INSTRUCTIONS TO FOLLOW
Below are some records; state how many of their lines contain the word "value", and add nothing.

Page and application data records
::::::

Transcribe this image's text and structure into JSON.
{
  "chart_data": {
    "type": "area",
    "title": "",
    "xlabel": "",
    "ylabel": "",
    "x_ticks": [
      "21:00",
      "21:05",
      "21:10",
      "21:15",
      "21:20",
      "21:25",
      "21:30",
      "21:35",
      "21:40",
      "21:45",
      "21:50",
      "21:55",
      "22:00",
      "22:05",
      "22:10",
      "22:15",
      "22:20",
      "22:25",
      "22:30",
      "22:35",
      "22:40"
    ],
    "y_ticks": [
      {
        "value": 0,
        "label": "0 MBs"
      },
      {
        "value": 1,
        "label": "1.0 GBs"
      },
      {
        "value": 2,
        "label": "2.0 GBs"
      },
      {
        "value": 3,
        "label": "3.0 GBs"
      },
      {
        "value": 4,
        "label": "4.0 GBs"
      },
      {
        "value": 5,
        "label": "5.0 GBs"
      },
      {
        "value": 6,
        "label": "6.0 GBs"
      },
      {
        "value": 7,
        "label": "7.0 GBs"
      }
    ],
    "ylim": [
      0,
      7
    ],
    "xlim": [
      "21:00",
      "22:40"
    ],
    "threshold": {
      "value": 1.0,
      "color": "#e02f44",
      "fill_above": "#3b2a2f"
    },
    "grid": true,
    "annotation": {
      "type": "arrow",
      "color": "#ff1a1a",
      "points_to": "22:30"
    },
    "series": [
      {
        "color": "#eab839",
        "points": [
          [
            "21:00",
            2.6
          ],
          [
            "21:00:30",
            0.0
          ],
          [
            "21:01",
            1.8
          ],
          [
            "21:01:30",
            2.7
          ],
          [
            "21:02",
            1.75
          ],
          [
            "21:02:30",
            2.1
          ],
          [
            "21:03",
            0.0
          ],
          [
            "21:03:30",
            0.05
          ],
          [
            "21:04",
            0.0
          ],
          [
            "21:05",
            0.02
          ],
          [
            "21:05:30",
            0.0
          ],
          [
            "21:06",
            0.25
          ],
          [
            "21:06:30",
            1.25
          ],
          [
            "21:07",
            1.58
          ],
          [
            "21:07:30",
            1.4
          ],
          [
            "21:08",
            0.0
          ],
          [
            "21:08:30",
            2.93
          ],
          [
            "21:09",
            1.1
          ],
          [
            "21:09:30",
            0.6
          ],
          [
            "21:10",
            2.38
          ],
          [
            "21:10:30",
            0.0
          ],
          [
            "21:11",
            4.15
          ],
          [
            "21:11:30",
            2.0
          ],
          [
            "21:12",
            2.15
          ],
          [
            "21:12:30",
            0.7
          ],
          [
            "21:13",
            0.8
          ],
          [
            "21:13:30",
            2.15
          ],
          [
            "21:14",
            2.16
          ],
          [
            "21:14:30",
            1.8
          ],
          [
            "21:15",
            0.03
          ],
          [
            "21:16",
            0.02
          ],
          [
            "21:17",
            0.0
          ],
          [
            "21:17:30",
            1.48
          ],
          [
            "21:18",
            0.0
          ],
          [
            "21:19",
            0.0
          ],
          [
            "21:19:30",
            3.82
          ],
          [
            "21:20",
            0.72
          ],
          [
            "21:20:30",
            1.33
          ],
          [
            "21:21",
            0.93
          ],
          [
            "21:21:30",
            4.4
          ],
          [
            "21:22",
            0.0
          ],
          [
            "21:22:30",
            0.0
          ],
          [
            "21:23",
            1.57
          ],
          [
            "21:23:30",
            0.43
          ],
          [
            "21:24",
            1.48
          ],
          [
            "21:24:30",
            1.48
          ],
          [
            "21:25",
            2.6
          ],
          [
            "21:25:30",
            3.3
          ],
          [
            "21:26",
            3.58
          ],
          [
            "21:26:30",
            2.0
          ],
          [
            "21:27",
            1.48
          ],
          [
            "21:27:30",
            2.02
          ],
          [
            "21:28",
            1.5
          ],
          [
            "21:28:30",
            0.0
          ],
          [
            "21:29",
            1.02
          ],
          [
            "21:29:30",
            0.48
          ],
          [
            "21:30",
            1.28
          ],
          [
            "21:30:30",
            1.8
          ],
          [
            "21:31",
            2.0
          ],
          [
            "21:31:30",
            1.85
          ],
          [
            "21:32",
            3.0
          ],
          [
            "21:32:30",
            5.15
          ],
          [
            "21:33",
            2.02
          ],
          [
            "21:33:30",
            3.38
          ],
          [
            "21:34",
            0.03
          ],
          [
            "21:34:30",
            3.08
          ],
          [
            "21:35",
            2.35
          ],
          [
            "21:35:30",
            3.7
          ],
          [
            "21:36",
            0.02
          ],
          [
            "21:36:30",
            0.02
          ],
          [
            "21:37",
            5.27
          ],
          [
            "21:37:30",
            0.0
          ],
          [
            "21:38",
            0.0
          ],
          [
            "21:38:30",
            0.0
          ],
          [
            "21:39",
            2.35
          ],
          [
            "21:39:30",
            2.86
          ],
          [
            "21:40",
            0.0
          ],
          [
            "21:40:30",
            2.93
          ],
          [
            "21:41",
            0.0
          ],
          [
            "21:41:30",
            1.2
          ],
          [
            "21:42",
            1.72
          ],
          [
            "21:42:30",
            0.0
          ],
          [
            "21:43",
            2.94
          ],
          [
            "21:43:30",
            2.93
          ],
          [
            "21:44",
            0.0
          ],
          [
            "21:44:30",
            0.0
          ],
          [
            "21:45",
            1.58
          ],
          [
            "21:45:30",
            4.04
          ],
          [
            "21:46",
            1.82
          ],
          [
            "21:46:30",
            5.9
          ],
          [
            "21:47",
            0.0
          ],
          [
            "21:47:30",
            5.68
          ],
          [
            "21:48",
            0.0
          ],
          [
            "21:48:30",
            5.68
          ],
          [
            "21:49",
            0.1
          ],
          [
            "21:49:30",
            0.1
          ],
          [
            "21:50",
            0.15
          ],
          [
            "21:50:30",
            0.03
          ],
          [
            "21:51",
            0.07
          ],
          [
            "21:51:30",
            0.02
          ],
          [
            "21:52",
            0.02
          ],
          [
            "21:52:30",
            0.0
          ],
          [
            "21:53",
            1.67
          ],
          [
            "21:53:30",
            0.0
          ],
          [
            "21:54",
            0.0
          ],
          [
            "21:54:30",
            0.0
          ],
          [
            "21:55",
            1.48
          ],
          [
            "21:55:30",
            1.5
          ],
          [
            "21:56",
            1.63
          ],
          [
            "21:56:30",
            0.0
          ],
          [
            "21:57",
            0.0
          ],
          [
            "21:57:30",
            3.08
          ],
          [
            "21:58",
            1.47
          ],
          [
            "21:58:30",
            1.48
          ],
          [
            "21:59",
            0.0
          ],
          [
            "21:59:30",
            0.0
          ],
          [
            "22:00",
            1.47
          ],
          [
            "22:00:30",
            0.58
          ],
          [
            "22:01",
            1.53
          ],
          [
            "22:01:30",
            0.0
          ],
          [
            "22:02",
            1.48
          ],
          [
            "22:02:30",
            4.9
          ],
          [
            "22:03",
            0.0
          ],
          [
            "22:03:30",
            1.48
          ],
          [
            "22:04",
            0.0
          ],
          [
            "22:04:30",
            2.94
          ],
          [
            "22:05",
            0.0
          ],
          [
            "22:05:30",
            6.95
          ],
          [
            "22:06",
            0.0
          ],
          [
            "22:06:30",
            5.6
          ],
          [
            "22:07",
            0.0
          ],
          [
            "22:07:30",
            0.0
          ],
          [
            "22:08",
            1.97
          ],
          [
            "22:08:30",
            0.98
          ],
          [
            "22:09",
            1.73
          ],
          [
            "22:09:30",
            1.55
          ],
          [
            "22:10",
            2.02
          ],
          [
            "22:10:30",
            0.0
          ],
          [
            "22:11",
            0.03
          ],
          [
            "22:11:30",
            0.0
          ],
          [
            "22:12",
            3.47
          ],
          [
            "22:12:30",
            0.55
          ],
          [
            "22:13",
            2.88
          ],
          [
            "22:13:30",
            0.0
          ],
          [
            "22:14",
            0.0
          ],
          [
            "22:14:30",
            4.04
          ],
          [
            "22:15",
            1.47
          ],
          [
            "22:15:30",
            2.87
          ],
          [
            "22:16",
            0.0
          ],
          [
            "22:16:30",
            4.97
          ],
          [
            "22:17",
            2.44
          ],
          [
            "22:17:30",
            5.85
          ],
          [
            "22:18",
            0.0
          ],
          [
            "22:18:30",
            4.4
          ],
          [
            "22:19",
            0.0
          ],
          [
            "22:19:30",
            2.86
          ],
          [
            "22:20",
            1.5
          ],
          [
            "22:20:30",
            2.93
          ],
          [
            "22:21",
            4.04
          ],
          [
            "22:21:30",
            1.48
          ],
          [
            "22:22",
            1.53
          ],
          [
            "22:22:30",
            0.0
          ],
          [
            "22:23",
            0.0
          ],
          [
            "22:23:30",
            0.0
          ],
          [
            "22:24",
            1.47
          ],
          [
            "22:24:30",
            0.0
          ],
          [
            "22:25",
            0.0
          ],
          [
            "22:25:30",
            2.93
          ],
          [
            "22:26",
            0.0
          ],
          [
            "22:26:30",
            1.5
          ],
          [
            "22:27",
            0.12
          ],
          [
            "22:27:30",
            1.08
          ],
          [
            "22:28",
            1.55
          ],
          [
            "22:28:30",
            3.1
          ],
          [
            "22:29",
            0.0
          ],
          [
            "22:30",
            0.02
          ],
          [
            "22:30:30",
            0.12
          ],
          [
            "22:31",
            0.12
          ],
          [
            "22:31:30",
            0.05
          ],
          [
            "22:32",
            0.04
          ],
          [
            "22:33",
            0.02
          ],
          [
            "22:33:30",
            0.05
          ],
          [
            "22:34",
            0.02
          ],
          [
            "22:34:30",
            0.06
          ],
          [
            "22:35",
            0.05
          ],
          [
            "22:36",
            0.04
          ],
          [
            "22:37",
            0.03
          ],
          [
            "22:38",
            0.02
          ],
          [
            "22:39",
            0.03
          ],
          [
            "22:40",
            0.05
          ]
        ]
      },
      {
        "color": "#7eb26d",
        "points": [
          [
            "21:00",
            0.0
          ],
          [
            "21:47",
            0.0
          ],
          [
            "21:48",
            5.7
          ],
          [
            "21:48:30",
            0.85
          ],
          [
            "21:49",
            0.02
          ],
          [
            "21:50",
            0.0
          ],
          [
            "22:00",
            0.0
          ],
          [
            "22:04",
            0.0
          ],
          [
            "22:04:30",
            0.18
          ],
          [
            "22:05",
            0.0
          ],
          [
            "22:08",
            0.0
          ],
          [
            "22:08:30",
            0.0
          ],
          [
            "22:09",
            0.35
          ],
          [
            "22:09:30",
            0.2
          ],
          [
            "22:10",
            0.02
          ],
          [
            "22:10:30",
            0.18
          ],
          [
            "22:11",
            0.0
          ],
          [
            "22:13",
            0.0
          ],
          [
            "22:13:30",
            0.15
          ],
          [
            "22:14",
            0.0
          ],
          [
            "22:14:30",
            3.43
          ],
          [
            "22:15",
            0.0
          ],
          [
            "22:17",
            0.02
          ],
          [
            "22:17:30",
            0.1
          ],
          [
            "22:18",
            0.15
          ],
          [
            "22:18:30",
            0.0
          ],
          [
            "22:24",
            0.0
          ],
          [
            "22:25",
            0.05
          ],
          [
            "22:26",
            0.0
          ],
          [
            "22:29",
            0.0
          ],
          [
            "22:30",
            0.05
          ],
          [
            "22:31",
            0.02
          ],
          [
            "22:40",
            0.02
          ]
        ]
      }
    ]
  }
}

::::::

ANSWER FOR THE TASK
9